Technology & Science

Recent Arctic warming follows centuries of natural cooling

The Arctic had been cooling for almost 2,000 years before a recent, sudden warming in the last 50 years, a new study on climate change suggests.

The Arctic had been cooling for almost 2,000 years before a recent, sudden warming in the last 50 years, a new study on climate change suggests.

The five-year study by an international team of scientists from the U.S., Canada, Iceland, Norway and Finland provides more evidence that human activity and greenhouse gases are affecting the Earth's climate.

The researchers, led by Darrell Kaufman, a geologist and environmental scientist at Northern Arizona University, reconstructed 2,000 years of summer temperature data from Arctic lake sediments, tree rings and glacier ice.

Prior to this study, the record of temperature data with this level of detail went back only 400 years. 

"Our reconstruction shows that the last half-century was the warmest of the last 2,000 years," said Kaufman in a release.

The warming in the last 50 years was preceded by a steady cooling trend that should have continued through the 20th century, the researchers said.

The cooling trend lasting at least 1,900 years was caused by a wobble in the Earth's rotational axis that slowly increased the distance between the Earth and the Sun during the summer in the Arctic, reducing the amount of summer sunlight there, the scientists said.

The wobble, or precession, in the Earth's rotation continued into the 20th century, so the cooling should have continued, too, but by the 1950s summer temperatures in the Arctic were about 0.7 degrees higher than expected.

As well, the 1990s were the warmest decade of the last two millennia, the researchers said, with summer temperatures in the Arctic averaging about 1.4 degrees higher than would have been expected if the cooling trend had continued.

The study also agreed with previous studies that found that warming in the Arctic is occurring at a higher rate than in the rest of the world because of changes in albedo, or how much light the ground reflects back into space.

"The Arctic amplifies climate change as reflective snow and ice are replaced by dark, heat-absorbing water and vegetated surfaces," said Kaufmann. As well, melting glacial ice contributes to sea-level rise and thawing permafrost releases methane gas, an important contributor to the greenhouse effect.

"Arctic warming will continue to exceed temperature increases in the rest of the Northern Hemisphere, resulting in accelerated loss of land ice and an increased rate of sea-level rise, with global consequences," said research team member Gifford Miller of the University of Colorado, Boulder.

The study, published this week in Science, was based on previously published data by Kaufman's team from studies of sediment cores taken from 14 lakes.

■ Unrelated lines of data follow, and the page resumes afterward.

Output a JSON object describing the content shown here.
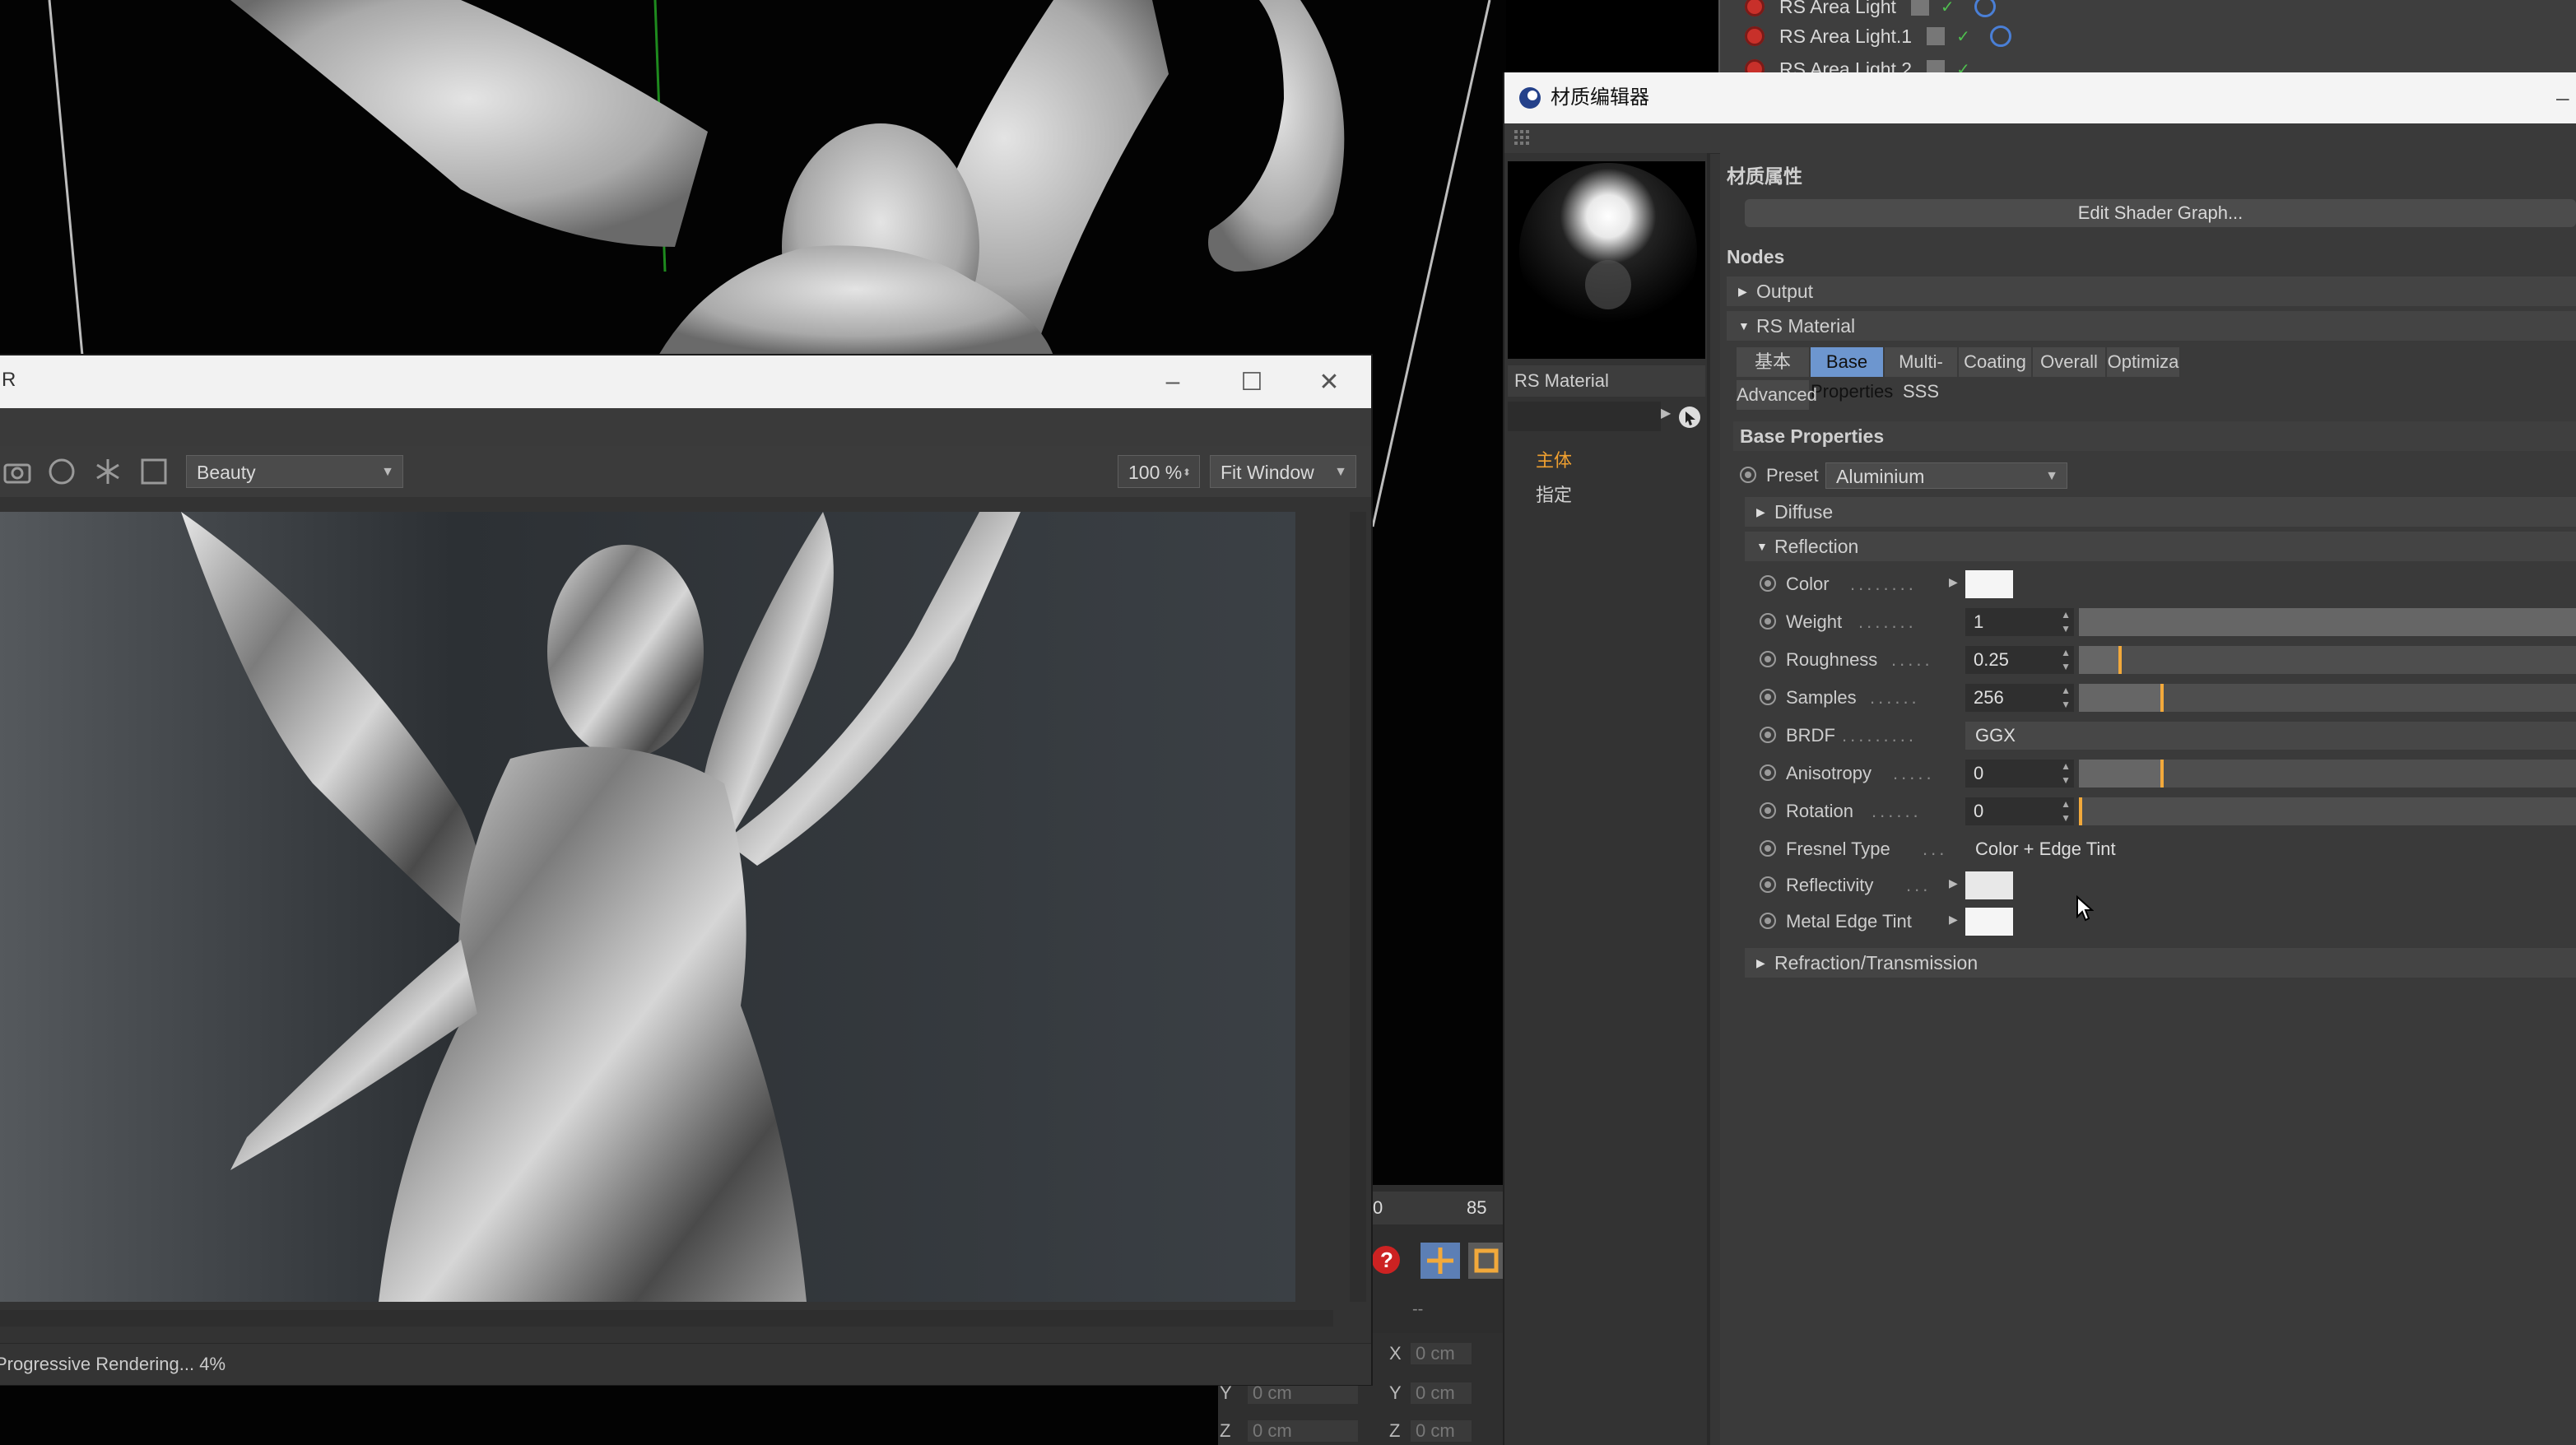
{
  "object_manager": {
    "items": [
      {
        "label": "RS Area Light"
      },
      {
        "label": "RS Area Light.1"
      },
      {
        "label": "RS Area Light.2"
      }
    ]
  },
  "render_window": {
    "title_initial": "R",
    "toolbar": {
      "channel": "Beauty",
      "zoom": "100 %",
      "fit": "Fit Window"
    },
    "status": "Progressive Rendering... 4%"
  },
  "timeline": {
    "start": "0",
    "end": "85",
    "dash": "--"
  },
  "coordinates": {
    "x_label": "X",
    "x_value": "0 cm",
    "y_label": "Y",
    "y_value": "0 cm",
    "z_label": "Z",
    "z_value": "0 cm",
    "y2_label": "Y",
    "y2_value": "0 cm",
    "z2_label": "Z",
    "z2_value": "0 cm"
  },
  "material_editor": {
    "title": "材质编辑器",
    "material_name": "RS Material",
    "nav": [
      "主体",
      "指定"
    ],
    "section_title": "材质属性",
    "edit_button": "Edit Shader Graph...",
    "nodes_title": "Nodes",
    "output_label": "Output",
    "rs_material_label": "RS Material",
    "tabs": [
      "基本",
      "Base Properties",
      "Multi-SSS",
      "Coating",
      "Overall",
      "Optimiza",
      "Advanced"
    ],
    "base_properties_title": "Base Properties",
    "preset_label": "Preset",
    "preset_value": "Aluminium",
    "diffuse_label": "Diffuse",
    "reflection_label": "Reflection",
    "refraction_label": "Refraction/Transmission",
    "props": {
      "color": {
        "label": "Color"
      },
      "weight": {
        "label": "Weight",
        "value": "1",
        "level": 1.0
      },
      "roughness": {
        "label": "Roughness",
        "value": "0.25",
        "level": 0.25
      },
      "samples": {
        "label": "Samples",
        "value": "256",
        "level": 0.5
      },
      "brdf": {
        "label": "BRDF",
        "value": "GGX"
      },
      "anisotropy": {
        "label": "Anisotropy",
        "value": "0",
        "level": 0.5
      },
      "rotation": {
        "label": "Rotation",
        "value": "0",
        "level": 0.0
      },
      "fresnel": {
        "label": "Fresnel Type",
        "value": "Color + Edge Tint"
      },
      "reflectivity": {
        "label": "Reflectivity"
      },
      "metal_edge_tint": {
        "label": "Metal Edge Tint"
      }
    },
    "colors": {
      "tab_active": "#6d96cf",
      "slider_marker": "#f2a93b",
      "nav_active": "#f0a030"
    }
  }
}
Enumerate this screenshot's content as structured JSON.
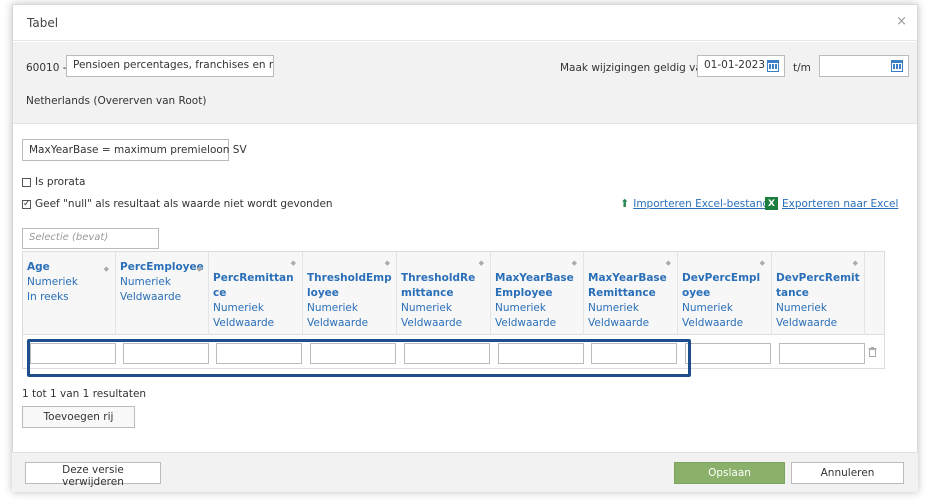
{
  "dialog": {
    "title": "Tabel",
    "close_glyph": "×"
  },
  "header": {
    "code": "60010 -",
    "table_name": "Pensioen percentages, franchises en max",
    "valid_from_label": "Maak wijzigingen geldig van",
    "valid_from_value": "01-01-2023",
    "to_label": "t/m",
    "valid_to_value": "",
    "country": "Netherlands (Overerven van Root)"
  },
  "description": "MaxYearBase = maximum premieloon SV",
  "options": {
    "prorata_label": "Is prorata",
    "prorata_checked": false,
    "null_label": "Geef \"null\" als resultaat als waarde niet wordt gevonden",
    "null_checked": true
  },
  "links": {
    "import": "Importeren Excel-bestand",
    "export": "Exporteren naar Excel"
  },
  "filter": {
    "placeholder": "Selectie (bevat)"
  },
  "columns": [
    {
      "name": "Age",
      "type": "Numeriek",
      "mode": "In reeks"
    },
    {
      "name": "PercEmployee",
      "type": "Numeriek",
      "mode": "Veldwaarde"
    },
    {
      "name": "PercRemittance",
      "type": "Numeriek",
      "mode": "Veldwaarde"
    },
    {
      "name": "ThresholdEmployee",
      "type": "Numeriek",
      "mode": "Veldwaarde"
    },
    {
      "name": "ThresholdRemittance",
      "type": "Numeriek",
      "mode": "Veldwaarde"
    },
    {
      "name": "MaxYearBaseEmployee",
      "type": "Numeriek",
      "mode": "Veldwaarde"
    },
    {
      "name": "MaxYearBaseRemittance",
      "type": "Numeriek",
      "mode": "Veldwaarde"
    },
    {
      "name": "DevPercEmployee",
      "type": "Numeriek",
      "mode": "Veldwaarde"
    },
    {
      "name": "DevPercRemittance",
      "type": "Numeriek",
      "mode": "Veldwaarde"
    }
  ],
  "results_text": "1 tot 1 van 1 resultaten",
  "buttons": {
    "add_row": "Toevoegen rij",
    "delete_version": "Deze versie verwijderen",
    "save": "Opslaan",
    "cancel": "Annuleren"
  },
  "colors": {
    "link": "#2a6fb8",
    "save": "#8ab06a",
    "highlight": "#1f4e8c"
  },
  "icons": [
    "close-icon",
    "calendar-icon",
    "upload-icon",
    "excel-icon",
    "sort-icon",
    "trash-icon"
  ]
}
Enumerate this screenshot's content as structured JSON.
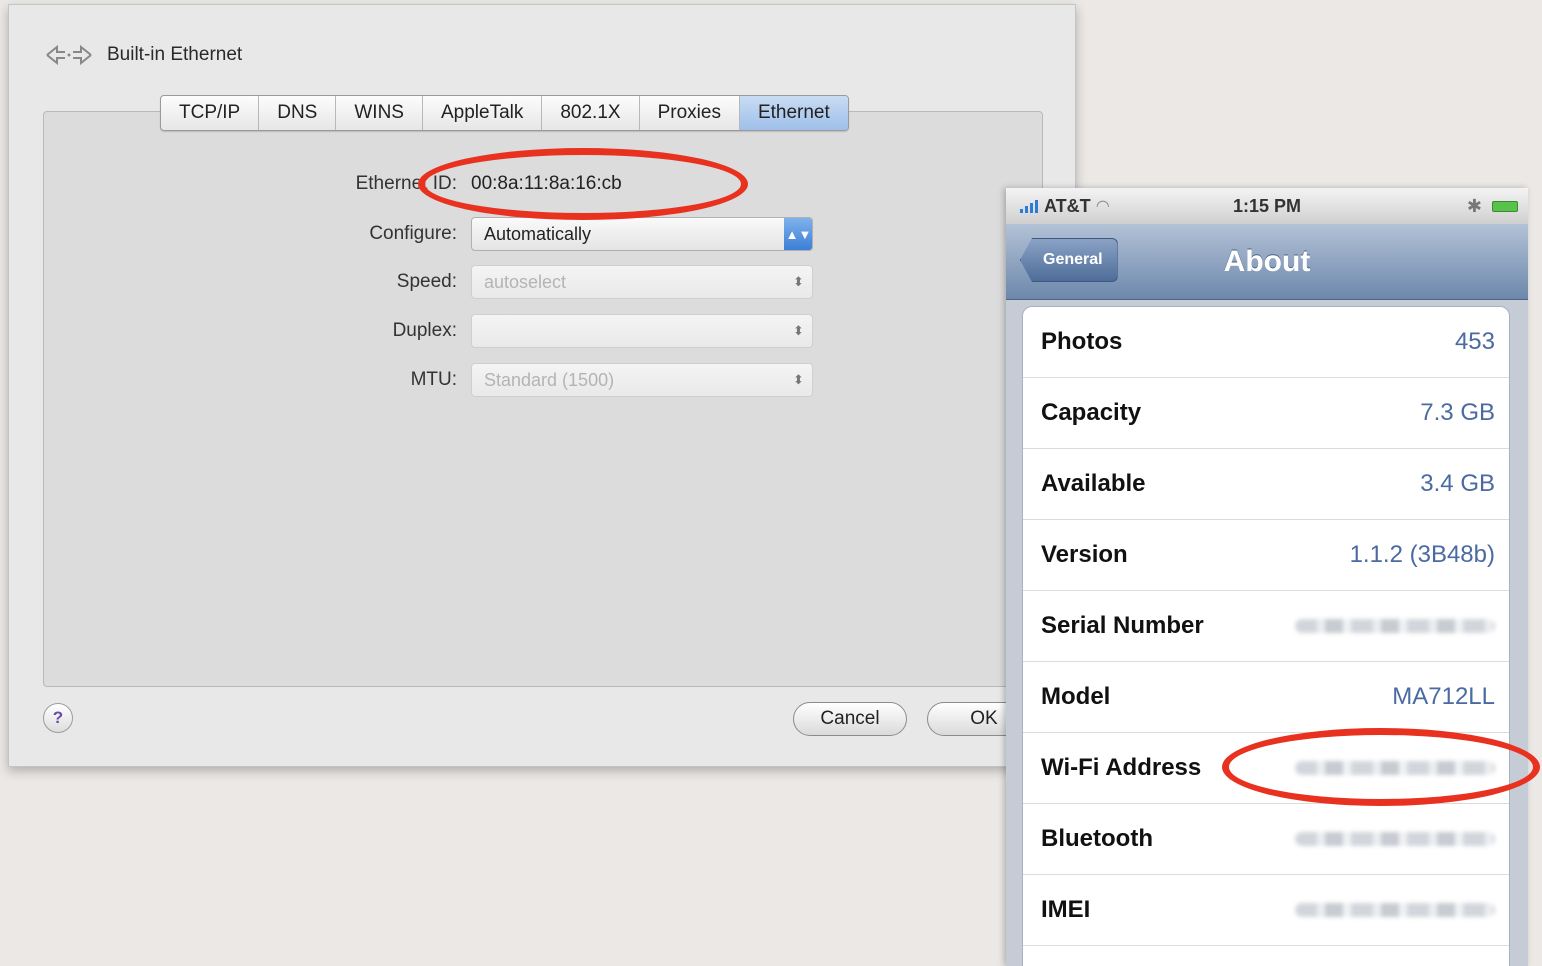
{
  "sheet": {
    "title": "Built-in Ethernet",
    "icon": "ethernet-arrows-icon",
    "tabs": [
      "TCP/IP",
      "DNS",
      "WINS",
      "AppleTalk",
      "802.1X",
      "Proxies",
      "Ethernet"
    ],
    "selected_tab": "Ethernet",
    "fields": {
      "ethernet_id_label": "Ethernet ID:",
      "ethernet_id_value": "00:8a:11:8a:16:cb",
      "configure_label": "Configure:",
      "configure_value": "Automatically",
      "speed_label": "Speed:",
      "speed_value": "autoselect",
      "duplex_label": "Duplex:",
      "duplex_value": "",
      "mtu_label": "MTU:",
      "mtu_value": "Standard (1500)"
    },
    "help_label": "?",
    "cancel_label": "Cancel",
    "ok_label": "OK"
  },
  "phone": {
    "carrier": "AT&T",
    "time": "1:15 PM",
    "back_label": "General",
    "title": "About",
    "rows": [
      {
        "key": "Photos",
        "value": "453"
      },
      {
        "key": "Capacity",
        "value": "7.3 GB"
      },
      {
        "key": "Available",
        "value": "3.4 GB"
      },
      {
        "key": "Version",
        "value": "1.1.2 (3B48b)"
      },
      {
        "key": "Serial Number",
        "value": ""
      },
      {
        "key": "Model",
        "value": "MA712LL"
      },
      {
        "key": "Wi-Fi Address",
        "value": ""
      },
      {
        "key": "Bluetooth",
        "value": ""
      },
      {
        "key": "IMEI",
        "value": ""
      }
    ]
  },
  "colors": {
    "annotation": "#e8321f",
    "selected_tab": "#a9c7ec",
    "phone_value": "#4a6aa0"
  }
}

It also included a computer simulation of climate change over the last 2,000 years, which agrees with the climate model proposed by the National Center for Atmospheric Research used to predict future climate change.